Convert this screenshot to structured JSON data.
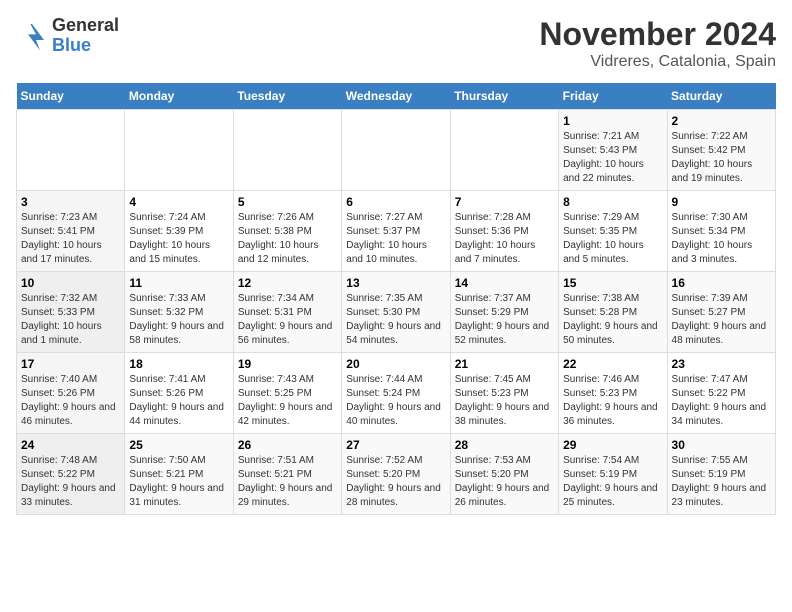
{
  "header": {
    "logo_line1": "General",
    "logo_line2": "Blue",
    "month": "November 2024",
    "location": "Vidreres, Catalonia, Spain"
  },
  "weekdays": [
    "Sunday",
    "Monday",
    "Tuesday",
    "Wednesday",
    "Thursday",
    "Friday",
    "Saturday"
  ],
  "weeks": [
    [
      {
        "day": "",
        "info": ""
      },
      {
        "day": "",
        "info": ""
      },
      {
        "day": "",
        "info": ""
      },
      {
        "day": "",
        "info": ""
      },
      {
        "day": "",
        "info": ""
      },
      {
        "day": "1",
        "info": "Sunrise: 7:21 AM\nSunset: 5:43 PM\nDaylight: 10 hours and 22 minutes."
      },
      {
        "day": "2",
        "info": "Sunrise: 7:22 AM\nSunset: 5:42 PM\nDaylight: 10 hours and 19 minutes."
      }
    ],
    [
      {
        "day": "3",
        "info": "Sunrise: 7:23 AM\nSunset: 5:41 PM\nDaylight: 10 hours and 17 minutes."
      },
      {
        "day": "4",
        "info": "Sunrise: 7:24 AM\nSunset: 5:39 PM\nDaylight: 10 hours and 15 minutes."
      },
      {
        "day": "5",
        "info": "Sunrise: 7:26 AM\nSunset: 5:38 PM\nDaylight: 10 hours and 12 minutes."
      },
      {
        "day": "6",
        "info": "Sunrise: 7:27 AM\nSunset: 5:37 PM\nDaylight: 10 hours and 10 minutes."
      },
      {
        "day": "7",
        "info": "Sunrise: 7:28 AM\nSunset: 5:36 PM\nDaylight: 10 hours and 7 minutes."
      },
      {
        "day": "8",
        "info": "Sunrise: 7:29 AM\nSunset: 5:35 PM\nDaylight: 10 hours and 5 minutes."
      },
      {
        "day": "9",
        "info": "Sunrise: 7:30 AM\nSunset: 5:34 PM\nDaylight: 10 hours and 3 minutes."
      }
    ],
    [
      {
        "day": "10",
        "info": "Sunrise: 7:32 AM\nSunset: 5:33 PM\nDaylight: 10 hours and 1 minute."
      },
      {
        "day": "11",
        "info": "Sunrise: 7:33 AM\nSunset: 5:32 PM\nDaylight: 9 hours and 58 minutes."
      },
      {
        "day": "12",
        "info": "Sunrise: 7:34 AM\nSunset: 5:31 PM\nDaylight: 9 hours and 56 minutes."
      },
      {
        "day": "13",
        "info": "Sunrise: 7:35 AM\nSunset: 5:30 PM\nDaylight: 9 hours and 54 minutes."
      },
      {
        "day": "14",
        "info": "Sunrise: 7:37 AM\nSunset: 5:29 PM\nDaylight: 9 hours and 52 minutes."
      },
      {
        "day": "15",
        "info": "Sunrise: 7:38 AM\nSunset: 5:28 PM\nDaylight: 9 hours and 50 minutes."
      },
      {
        "day": "16",
        "info": "Sunrise: 7:39 AM\nSunset: 5:27 PM\nDaylight: 9 hours and 48 minutes."
      }
    ],
    [
      {
        "day": "17",
        "info": "Sunrise: 7:40 AM\nSunset: 5:26 PM\nDaylight: 9 hours and 46 minutes."
      },
      {
        "day": "18",
        "info": "Sunrise: 7:41 AM\nSunset: 5:26 PM\nDaylight: 9 hours and 44 minutes."
      },
      {
        "day": "19",
        "info": "Sunrise: 7:43 AM\nSunset: 5:25 PM\nDaylight: 9 hours and 42 minutes."
      },
      {
        "day": "20",
        "info": "Sunrise: 7:44 AM\nSunset: 5:24 PM\nDaylight: 9 hours and 40 minutes."
      },
      {
        "day": "21",
        "info": "Sunrise: 7:45 AM\nSunset: 5:23 PM\nDaylight: 9 hours and 38 minutes."
      },
      {
        "day": "22",
        "info": "Sunrise: 7:46 AM\nSunset: 5:23 PM\nDaylight: 9 hours and 36 minutes."
      },
      {
        "day": "23",
        "info": "Sunrise: 7:47 AM\nSunset: 5:22 PM\nDaylight: 9 hours and 34 minutes."
      }
    ],
    [
      {
        "day": "24",
        "info": "Sunrise: 7:48 AM\nSunset: 5:22 PM\nDaylight: 9 hours and 33 minutes."
      },
      {
        "day": "25",
        "info": "Sunrise: 7:50 AM\nSunset: 5:21 PM\nDaylight: 9 hours and 31 minutes."
      },
      {
        "day": "26",
        "info": "Sunrise: 7:51 AM\nSunset: 5:21 PM\nDaylight: 9 hours and 29 minutes."
      },
      {
        "day": "27",
        "info": "Sunrise: 7:52 AM\nSunset: 5:20 PM\nDaylight: 9 hours and 28 minutes."
      },
      {
        "day": "28",
        "info": "Sunrise: 7:53 AM\nSunset: 5:20 PM\nDaylight: 9 hours and 26 minutes."
      },
      {
        "day": "29",
        "info": "Sunrise: 7:54 AM\nSunset: 5:19 PM\nDaylight: 9 hours and 25 minutes."
      },
      {
        "day": "30",
        "info": "Sunrise: 7:55 AM\nSunset: 5:19 PM\nDaylight: 9 hours and 23 minutes."
      }
    ]
  ]
}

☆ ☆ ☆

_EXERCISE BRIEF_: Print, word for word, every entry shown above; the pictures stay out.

_TASK RESPONSE_:
Convert this screenshot to structured JSON data.
{
  "header": {
    "logo_line1": "General",
    "logo_line2": "Blue",
    "month": "November 2024",
    "location": "Vidreres, Catalonia, Spain"
  },
  "weekdays": [
    "Sunday",
    "Monday",
    "Tuesday",
    "Wednesday",
    "Thursday",
    "Friday",
    "Saturday"
  ],
  "weeks": [
    [
      {
        "day": "",
        "info": ""
      },
      {
        "day": "",
        "info": ""
      },
      {
        "day": "",
        "info": ""
      },
      {
        "day": "",
        "info": ""
      },
      {
        "day": "",
        "info": ""
      },
      {
        "day": "1",
        "info": "Sunrise: 7:21 AM\nSunset: 5:43 PM\nDaylight: 10 hours and 22 minutes."
      },
      {
        "day": "2",
        "info": "Sunrise: 7:22 AM\nSunset: 5:42 PM\nDaylight: 10 hours and 19 minutes."
      }
    ],
    [
      {
        "day": "3",
        "info": "Sunrise: 7:23 AM\nSunset: 5:41 PM\nDaylight: 10 hours and 17 minutes."
      },
      {
        "day": "4",
        "info": "Sunrise: 7:24 AM\nSunset: 5:39 PM\nDaylight: 10 hours and 15 minutes."
      },
      {
        "day": "5",
        "info": "Sunrise: 7:26 AM\nSunset: 5:38 PM\nDaylight: 10 hours and 12 minutes."
      },
      {
        "day": "6",
        "info": "Sunrise: 7:27 AM\nSunset: 5:37 PM\nDaylight: 10 hours and 10 minutes."
      },
      {
        "day": "7",
        "info": "Sunrise: 7:28 AM\nSunset: 5:36 PM\nDaylight: 10 hours and 7 minutes."
      },
      {
        "day": "8",
        "info": "Sunrise: 7:29 AM\nSunset: 5:35 PM\nDaylight: 10 hours and 5 minutes."
      },
      {
        "day": "9",
        "info": "Sunrise: 7:30 AM\nSunset: 5:34 PM\nDaylight: 10 hours and 3 minutes."
      }
    ],
    [
      {
        "day": "10",
        "info": "Sunrise: 7:32 AM\nSunset: 5:33 PM\nDaylight: 10 hours and 1 minute."
      },
      {
        "day": "11",
        "info": "Sunrise: 7:33 AM\nSunset: 5:32 PM\nDaylight: 9 hours and 58 minutes."
      },
      {
        "day": "12",
        "info": "Sunrise: 7:34 AM\nSunset: 5:31 PM\nDaylight: 9 hours and 56 minutes."
      },
      {
        "day": "13",
        "info": "Sunrise: 7:35 AM\nSunset: 5:30 PM\nDaylight: 9 hours and 54 minutes."
      },
      {
        "day": "14",
        "info": "Sunrise: 7:37 AM\nSunset: 5:29 PM\nDaylight: 9 hours and 52 minutes."
      },
      {
        "day": "15",
        "info": "Sunrise: 7:38 AM\nSunset: 5:28 PM\nDaylight: 9 hours and 50 minutes."
      },
      {
        "day": "16",
        "info": "Sunrise: 7:39 AM\nSunset: 5:27 PM\nDaylight: 9 hours and 48 minutes."
      }
    ],
    [
      {
        "day": "17",
        "info": "Sunrise: 7:40 AM\nSunset: 5:26 PM\nDaylight: 9 hours and 46 minutes."
      },
      {
        "day": "18",
        "info": "Sunrise: 7:41 AM\nSunset: 5:26 PM\nDaylight: 9 hours and 44 minutes."
      },
      {
        "day": "19",
        "info": "Sunrise: 7:43 AM\nSunset: 5:25 PM\nDaylight: 9 hours and 42 minutes."
      },
      {
        "day": "20",
        "info": "Sunrise: 7:44 AM\nSunset: 5:24 PM\nDaylight: 9 hours and 40 minutes."
      },
      {
        "day": "21",
        "info": "Sunrise: 7:45 AM\nSunset: 5:23 PM\nDaylight: 9 hours and 38 minutes."
      },
      {
        "day": "22",
        "info": "Sunrise: 7:46 AM\nSunset: 5:23 PM\nDaylight: 9 hours and 36 minutes."
      },
      {
        "day": "23",
        "info": "Sunrise: 7:47 AM\nSunset: 5:22 PM\nDaylight: 9 hours and 34 minutes."
      }
    ],
    [
      {
        "day": "24",
        "info": "Sunrise: 7:48 AM\nSunset: 5:22 PM\nDaylight: 9 hours and 33 minutes."
      },
      {
        "day": "25",
        "info": "Sunrise: 7:50 AM\nSunset: 5:21 PM\nDaylight: 9 hours and 31 minutes."
      },
      {
        "day": "26",
        "info": "Sunrise: 7:51 AM\nSunset: 5:21 PM\nDaylight: 9 hours and 29 minutes."
      },
      {
        "day": "27",
        "info": "Sunrise: 7:52 AM\nSunset: 5:20 PM\nDaylight: 9 hours and 28 minutes."
      },
      {
        "day": "28",
        "info": "Sunrise: 7:53 AM\nSunset: 5:20 PM\nDaylight: 9 hours and 26 minutes."
      },
      {
        "day": "29",
        "info": "Sunrise: 7:54 AM\nSunset: 5:19 PM\nDaylight: 9 hours and 25 minutes."
      },
      {
        "day": "30",
        "info": "Sunrise: 7:55 AM\nSunset: 5:19 PM\nDaylight: 9 hours and 23 minutes."
      }
    ]
  ]
}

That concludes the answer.